==== DATA FOR THIS TASK

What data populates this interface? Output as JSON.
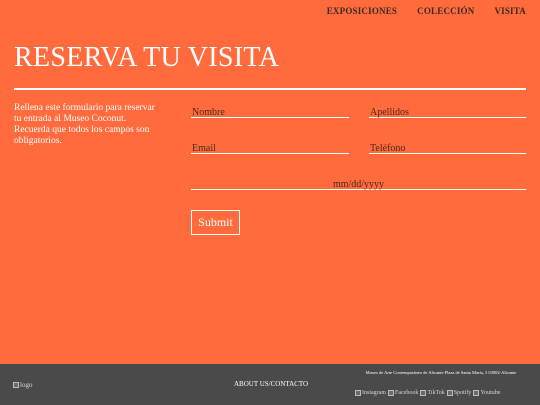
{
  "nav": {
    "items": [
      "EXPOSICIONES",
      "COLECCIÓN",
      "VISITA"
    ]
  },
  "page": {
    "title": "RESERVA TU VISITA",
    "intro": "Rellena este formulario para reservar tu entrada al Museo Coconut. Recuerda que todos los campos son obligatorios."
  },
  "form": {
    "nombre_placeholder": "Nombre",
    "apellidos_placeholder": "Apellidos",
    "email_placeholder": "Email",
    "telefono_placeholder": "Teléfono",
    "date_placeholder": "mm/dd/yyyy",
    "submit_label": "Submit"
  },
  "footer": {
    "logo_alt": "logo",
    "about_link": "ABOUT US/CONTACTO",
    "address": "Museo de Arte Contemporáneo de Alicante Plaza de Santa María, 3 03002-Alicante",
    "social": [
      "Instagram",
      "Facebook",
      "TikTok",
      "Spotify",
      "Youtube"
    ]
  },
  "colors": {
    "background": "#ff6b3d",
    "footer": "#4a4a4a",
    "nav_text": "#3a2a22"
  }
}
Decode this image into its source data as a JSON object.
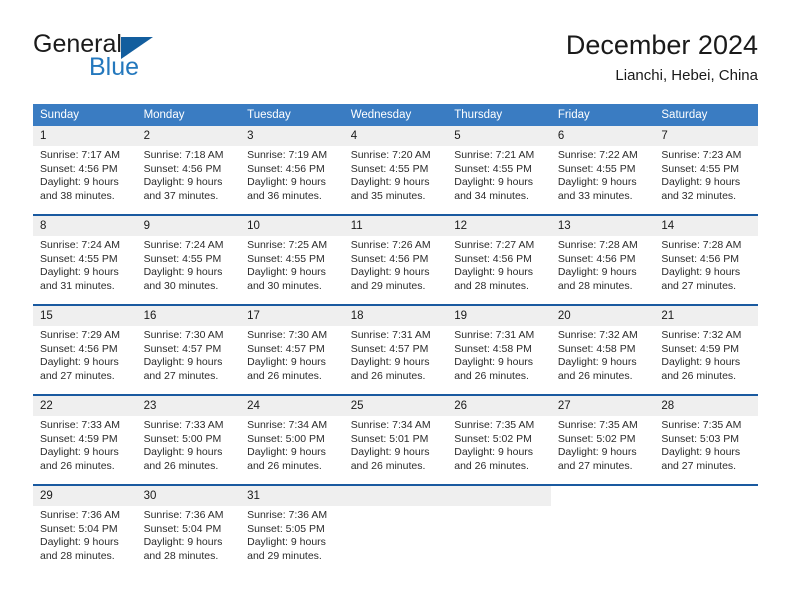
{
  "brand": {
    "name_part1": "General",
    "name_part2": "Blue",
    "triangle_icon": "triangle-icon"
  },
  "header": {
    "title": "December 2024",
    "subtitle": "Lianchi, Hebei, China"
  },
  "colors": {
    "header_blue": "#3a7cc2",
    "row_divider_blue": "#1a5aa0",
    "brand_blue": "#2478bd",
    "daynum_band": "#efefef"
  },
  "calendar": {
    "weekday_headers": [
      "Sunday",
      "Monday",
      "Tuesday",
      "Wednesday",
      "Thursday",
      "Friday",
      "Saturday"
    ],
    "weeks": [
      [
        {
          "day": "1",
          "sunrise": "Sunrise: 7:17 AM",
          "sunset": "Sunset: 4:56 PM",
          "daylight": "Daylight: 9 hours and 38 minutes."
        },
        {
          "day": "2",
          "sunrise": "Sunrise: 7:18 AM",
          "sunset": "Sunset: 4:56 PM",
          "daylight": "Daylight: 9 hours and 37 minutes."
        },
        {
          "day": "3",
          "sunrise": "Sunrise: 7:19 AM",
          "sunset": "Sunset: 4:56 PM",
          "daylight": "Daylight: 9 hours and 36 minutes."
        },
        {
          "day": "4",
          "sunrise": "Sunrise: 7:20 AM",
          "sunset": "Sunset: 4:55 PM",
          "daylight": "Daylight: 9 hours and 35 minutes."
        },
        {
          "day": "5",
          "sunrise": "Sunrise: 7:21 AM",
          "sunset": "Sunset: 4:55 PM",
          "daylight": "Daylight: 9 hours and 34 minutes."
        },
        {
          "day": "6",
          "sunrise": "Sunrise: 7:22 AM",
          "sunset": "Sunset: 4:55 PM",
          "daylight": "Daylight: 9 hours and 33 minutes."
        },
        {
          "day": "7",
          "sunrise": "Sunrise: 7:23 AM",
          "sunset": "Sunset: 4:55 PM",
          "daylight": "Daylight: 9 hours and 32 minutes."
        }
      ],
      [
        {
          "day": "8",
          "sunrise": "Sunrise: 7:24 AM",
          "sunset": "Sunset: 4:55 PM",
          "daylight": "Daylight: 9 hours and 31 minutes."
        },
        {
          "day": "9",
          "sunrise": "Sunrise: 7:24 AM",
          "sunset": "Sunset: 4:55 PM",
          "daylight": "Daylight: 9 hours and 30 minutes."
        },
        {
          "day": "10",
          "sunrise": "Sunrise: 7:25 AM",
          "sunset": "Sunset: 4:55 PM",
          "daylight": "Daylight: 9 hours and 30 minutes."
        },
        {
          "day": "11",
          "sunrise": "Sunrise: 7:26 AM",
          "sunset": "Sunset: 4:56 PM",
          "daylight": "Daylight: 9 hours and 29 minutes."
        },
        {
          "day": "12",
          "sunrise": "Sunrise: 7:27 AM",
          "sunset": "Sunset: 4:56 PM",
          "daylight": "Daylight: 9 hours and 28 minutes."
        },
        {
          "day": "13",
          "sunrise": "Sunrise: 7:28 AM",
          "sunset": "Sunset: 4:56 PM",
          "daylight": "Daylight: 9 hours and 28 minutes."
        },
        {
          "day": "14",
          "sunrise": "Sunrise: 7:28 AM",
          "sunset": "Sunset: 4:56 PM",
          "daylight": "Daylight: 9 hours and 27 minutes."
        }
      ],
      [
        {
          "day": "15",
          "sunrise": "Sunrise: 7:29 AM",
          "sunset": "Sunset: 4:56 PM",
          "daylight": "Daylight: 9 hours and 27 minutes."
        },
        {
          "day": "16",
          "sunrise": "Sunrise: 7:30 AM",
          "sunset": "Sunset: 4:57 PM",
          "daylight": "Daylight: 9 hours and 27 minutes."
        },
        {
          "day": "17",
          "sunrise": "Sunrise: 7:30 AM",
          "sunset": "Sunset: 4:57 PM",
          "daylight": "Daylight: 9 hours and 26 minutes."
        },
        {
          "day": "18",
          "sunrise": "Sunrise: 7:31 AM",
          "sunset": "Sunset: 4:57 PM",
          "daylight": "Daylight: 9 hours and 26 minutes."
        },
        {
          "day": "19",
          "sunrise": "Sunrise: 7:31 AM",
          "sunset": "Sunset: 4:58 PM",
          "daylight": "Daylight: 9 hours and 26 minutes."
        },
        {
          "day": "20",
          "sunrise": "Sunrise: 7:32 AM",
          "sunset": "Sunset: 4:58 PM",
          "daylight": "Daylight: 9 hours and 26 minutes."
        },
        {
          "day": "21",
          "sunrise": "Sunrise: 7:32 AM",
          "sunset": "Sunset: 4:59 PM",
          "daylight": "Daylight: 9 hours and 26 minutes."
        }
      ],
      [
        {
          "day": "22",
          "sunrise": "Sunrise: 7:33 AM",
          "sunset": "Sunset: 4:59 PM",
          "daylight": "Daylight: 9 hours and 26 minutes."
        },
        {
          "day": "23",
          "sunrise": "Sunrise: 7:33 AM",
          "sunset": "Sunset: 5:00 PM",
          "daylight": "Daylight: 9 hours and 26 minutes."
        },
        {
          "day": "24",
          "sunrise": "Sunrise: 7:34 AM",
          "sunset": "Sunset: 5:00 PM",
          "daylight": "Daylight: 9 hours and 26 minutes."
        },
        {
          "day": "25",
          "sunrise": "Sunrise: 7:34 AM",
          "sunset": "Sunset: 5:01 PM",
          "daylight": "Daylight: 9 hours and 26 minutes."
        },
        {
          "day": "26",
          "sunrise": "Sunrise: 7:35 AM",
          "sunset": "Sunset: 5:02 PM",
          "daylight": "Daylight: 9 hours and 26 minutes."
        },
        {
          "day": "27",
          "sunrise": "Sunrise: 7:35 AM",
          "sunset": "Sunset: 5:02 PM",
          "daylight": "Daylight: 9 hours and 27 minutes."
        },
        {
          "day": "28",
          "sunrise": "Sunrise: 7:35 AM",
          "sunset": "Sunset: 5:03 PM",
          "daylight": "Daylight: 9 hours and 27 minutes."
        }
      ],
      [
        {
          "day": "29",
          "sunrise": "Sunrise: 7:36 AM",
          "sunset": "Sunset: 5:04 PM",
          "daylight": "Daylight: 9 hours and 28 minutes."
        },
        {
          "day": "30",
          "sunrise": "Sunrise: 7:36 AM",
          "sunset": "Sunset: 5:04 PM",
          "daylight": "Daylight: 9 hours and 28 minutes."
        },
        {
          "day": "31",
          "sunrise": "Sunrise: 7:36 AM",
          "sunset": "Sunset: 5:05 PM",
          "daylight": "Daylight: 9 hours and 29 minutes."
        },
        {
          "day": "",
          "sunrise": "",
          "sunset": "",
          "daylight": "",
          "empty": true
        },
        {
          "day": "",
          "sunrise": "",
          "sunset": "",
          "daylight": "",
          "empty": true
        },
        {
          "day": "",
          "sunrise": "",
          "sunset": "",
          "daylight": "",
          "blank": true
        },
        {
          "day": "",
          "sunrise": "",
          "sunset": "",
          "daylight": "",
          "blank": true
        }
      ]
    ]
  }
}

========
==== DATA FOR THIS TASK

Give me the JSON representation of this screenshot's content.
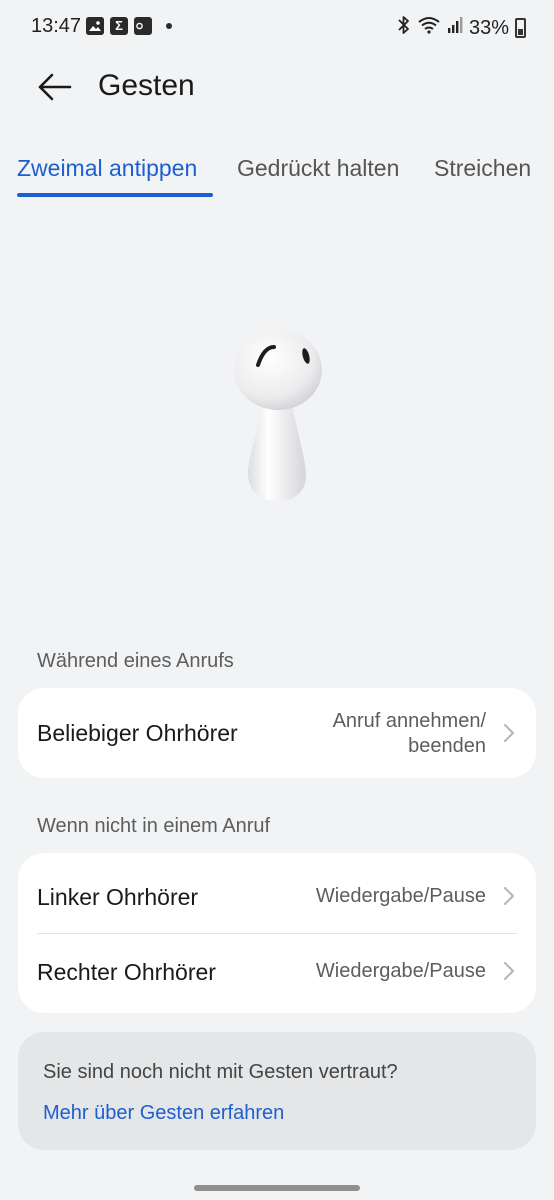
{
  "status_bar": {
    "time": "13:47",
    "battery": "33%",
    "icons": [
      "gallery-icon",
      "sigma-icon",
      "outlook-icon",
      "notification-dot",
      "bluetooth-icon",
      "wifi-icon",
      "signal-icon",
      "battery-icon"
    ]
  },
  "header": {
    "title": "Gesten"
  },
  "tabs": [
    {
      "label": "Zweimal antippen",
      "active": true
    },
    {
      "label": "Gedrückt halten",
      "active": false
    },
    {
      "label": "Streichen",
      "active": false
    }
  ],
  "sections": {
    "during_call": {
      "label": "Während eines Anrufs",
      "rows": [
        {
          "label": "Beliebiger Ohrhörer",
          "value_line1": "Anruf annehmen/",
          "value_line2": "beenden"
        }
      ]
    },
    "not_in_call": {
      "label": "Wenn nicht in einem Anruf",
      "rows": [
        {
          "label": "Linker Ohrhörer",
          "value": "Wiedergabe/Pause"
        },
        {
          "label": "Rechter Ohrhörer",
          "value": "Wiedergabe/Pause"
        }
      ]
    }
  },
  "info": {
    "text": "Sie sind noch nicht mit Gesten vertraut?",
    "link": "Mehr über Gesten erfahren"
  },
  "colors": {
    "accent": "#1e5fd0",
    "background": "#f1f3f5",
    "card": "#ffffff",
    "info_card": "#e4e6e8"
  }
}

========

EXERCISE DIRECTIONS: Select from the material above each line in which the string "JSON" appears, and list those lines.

ANSWER SECTION:
What data populates this interface? Output as JSON.
Decode this image into its source data as a JSON object.
Give me the JSON representation of this screenshot's content.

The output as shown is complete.